The action scenes are well spaced throughout the film to hold the attention of fans who may not be fully ready for the transition to psychological horror, and they're expertly delivered with some stunning stunt work. Lam avoids the cheesiness associated with much other recent Hong Kong output, keeping these scenes believable, and he also avoids the common Western error of ignoring what happens on the sidelines. When a car is struck, we don't just see its occupant stopped - we follow its full trajectory and the sum of the violence rippling out from it. All of this is beautifully shot and lit in a way that strengthens the film's central themes, with sepia-noir default visuals stained red in the presence of the possibly-supernatural or yellow as Dave wrestles with his own mind. Giant orange flames leap against black or white backgrounds and black ink dissolves into water in a series of sinister motifs suggestive of corruption. As Dave hunts down the man he blames himself for saving, the man with whom he increasingly identifies, there's a sense that the demon which may inhabit Hon is getting closer to its true target.

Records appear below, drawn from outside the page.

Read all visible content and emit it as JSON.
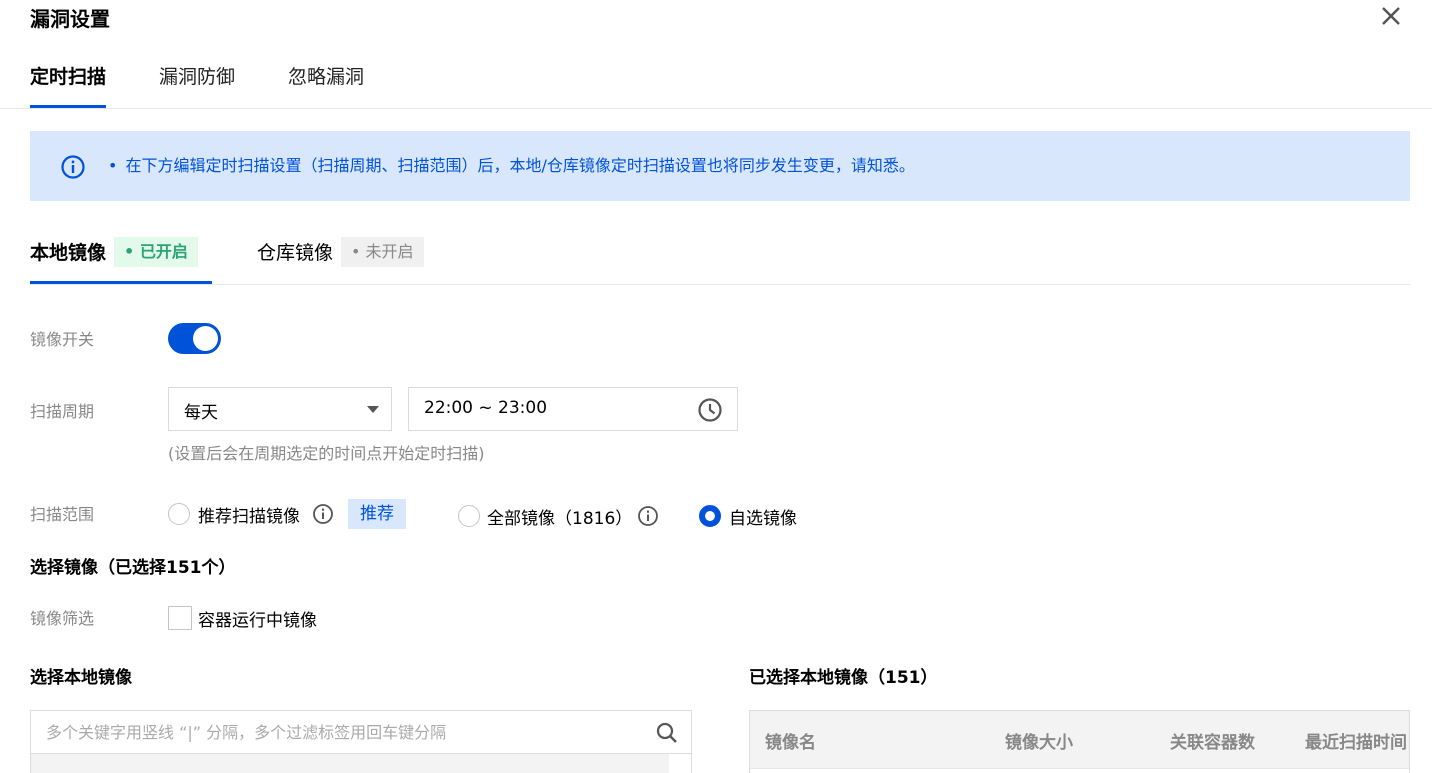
{
  "dialog": {
    "title": "漏洞设置"
  },
  "tabs": [
    {
      "label": "定时扫描",
      "active": true
    },
    {
      "label": "漏洞防御",
      "active": false
    },
    {
      "label": "忽略漏洞",
      "active": false
    }
  ],
  "notice": {
    "text": "在下方编辑定时扫描设置（扫描周期、扫描范围）后，本地/仓库镜像定时扫描设置也将同步发生变更，请知悉。"
  },
  "subtabs": [
    {
      "label": "本地镜像",
      "status": "已开启",
      "active": true
    },
    {
      "label": "仓库镜像",
      "status": "未开启",
      "active": false
    }
  ],
  "form": {
    "switch_label": "镜像开关",
    "switch_on": true,
    "period_label": "扫描周期",
    "period_value": "每天",
    "time_value": "22:00 ~ 23:00",
    "period_hint": "(设置后会在周期选定的时间点开始定时扫描)",
    "scope_label": "扫描范围",
    "scope_options": [
      {
        "label": "推荐扫描镜像",
        "checked": false
      },
      {
        "label": "全部镜像（1816）",
        "checked": false
      },
      {
        "label": "自选镜像",
        "checked": true
      }
    ],
    "recommend_tag": "推荐",
    "select_title": "选择镜像（已选择151个）",
    "filter_label": "镜像筛选",
    "filter_option": "容器运行中镜像"
  },
  "left_panel": {
    "title": "选择本地镜像",
    "search_placeholder": "多个关键字用竖线 “|” 分隔，多个过滤标签用回车键分隔"
  },
  "right_panel": {
    "title": "已选择本地镜像（151）",
    "columns": [
      "镜像名",
      "镜像大小",
      "关联容器数",
      "最近扫描时间"
    ]
  },
  "colors": {
    "primary": "#0052d9",
    "notice_bg": "#d9e7fc",
    "success": "#2ba471"
  }
}
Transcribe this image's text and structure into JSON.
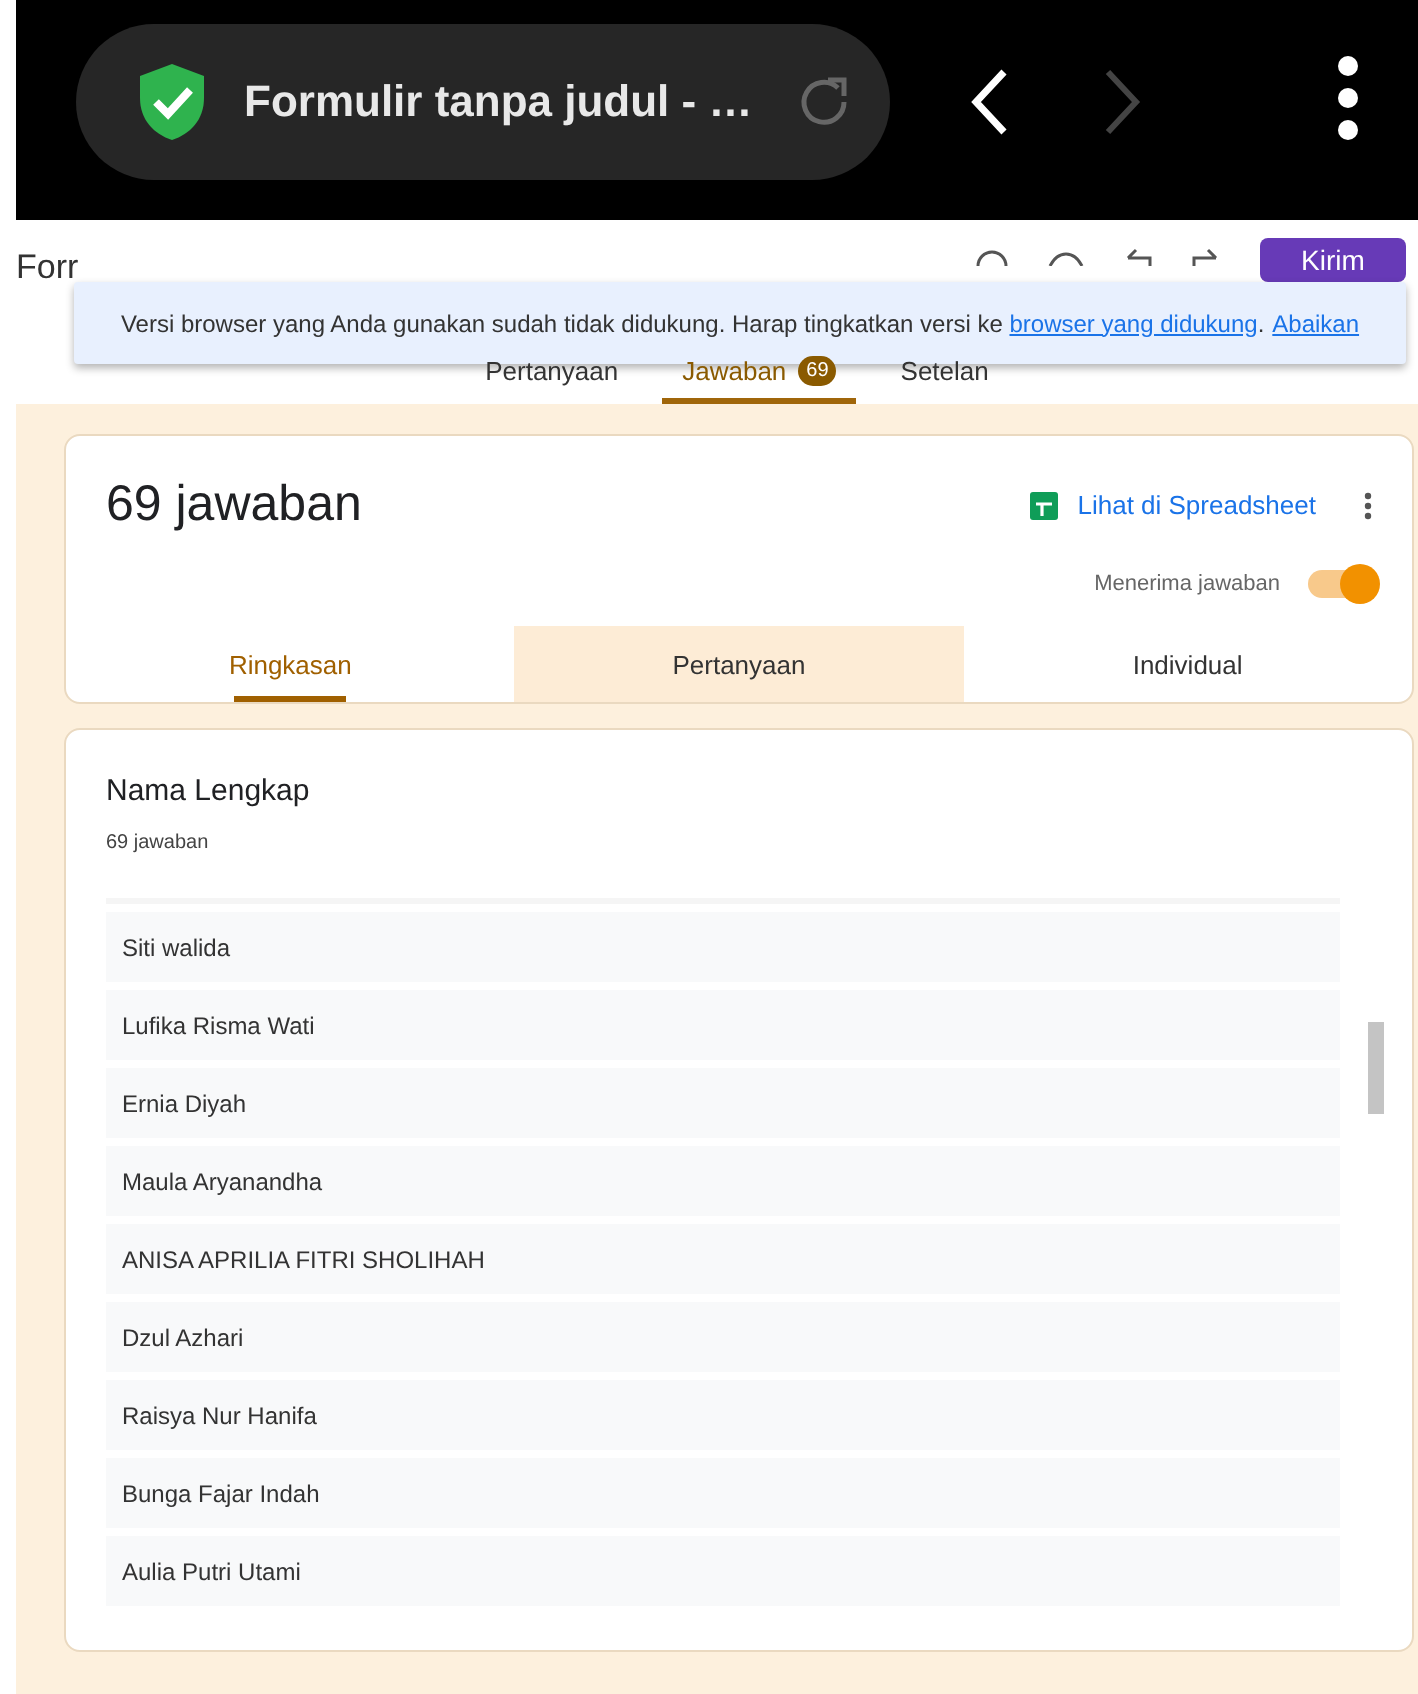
{
  "browser_bar": {
    "title": "Formulir tanpa judul - …"
  },
  "header": {
    "title": "Forr",
    "send_button": "Kirim"
  },
  "banner": {
    "text": "Versi browser yang Anda gunakan sudah tidak didukung. Harap tingkatkan versi ke",
    "link": "browser yang didukung",
    "after_link": ".",
    "dismiss": "Abaikan"
  },
  "tabs": [
    {
      "label": "Pertanyaan",
      "selected": false
    },
    {
      "label": "Jawaban",
      "badge": "69",
      "selected": true
    },
    {
      "label": "Setelan",
      "selected": false
    }
  ],
  "summary": {
    "title": "69 jawaban",
    "spreadsheet_link": "Lihat di Spreadsheet",
    "accepting_label": "Menerima jawaban",
    "accepting": true,
    "tabs": [
      {
        "label": "Ringkasan",
        "selected": true,
        "hovered": false
      },
      {
        "label": "Pertanyaan",
        "selected": false,
        "hovered": true
      },
      {
        "label": "Individual",
        "selected": false,
        "hovered": false
      }
    ]
  },
  "question": {
    "title": "Nama Lengkap",
    "count": "69 jawaban",
    "answers": [
      "Siti walida",
      "Lufika Risma Wati",
      "Ernia Diyah",
      "Maula Aryanandha",
      "ANISA APRILIA FITRI SHOLIHAH",
      "Dzul Azhari",
      "Raisya Nur Hanifa",
      "Bunga Fajar Indah",
      "Aulia Putri Utami"
    ]
  }
}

In the film's final scene, we watch Dave help an old woman to recover spilled fruit. It's a simple footnote, a hint at Lam's still unexplored range, and it's also a reminder of the sort of day to day work police officers do. Just as Dave has been torn between good and evil, so the cinematic representation of the police in Lam's work, and more generally, tends to focus on the dark and violent, but perhaps this is how it might be in a better world.Reviewed on: 15 Feb 2016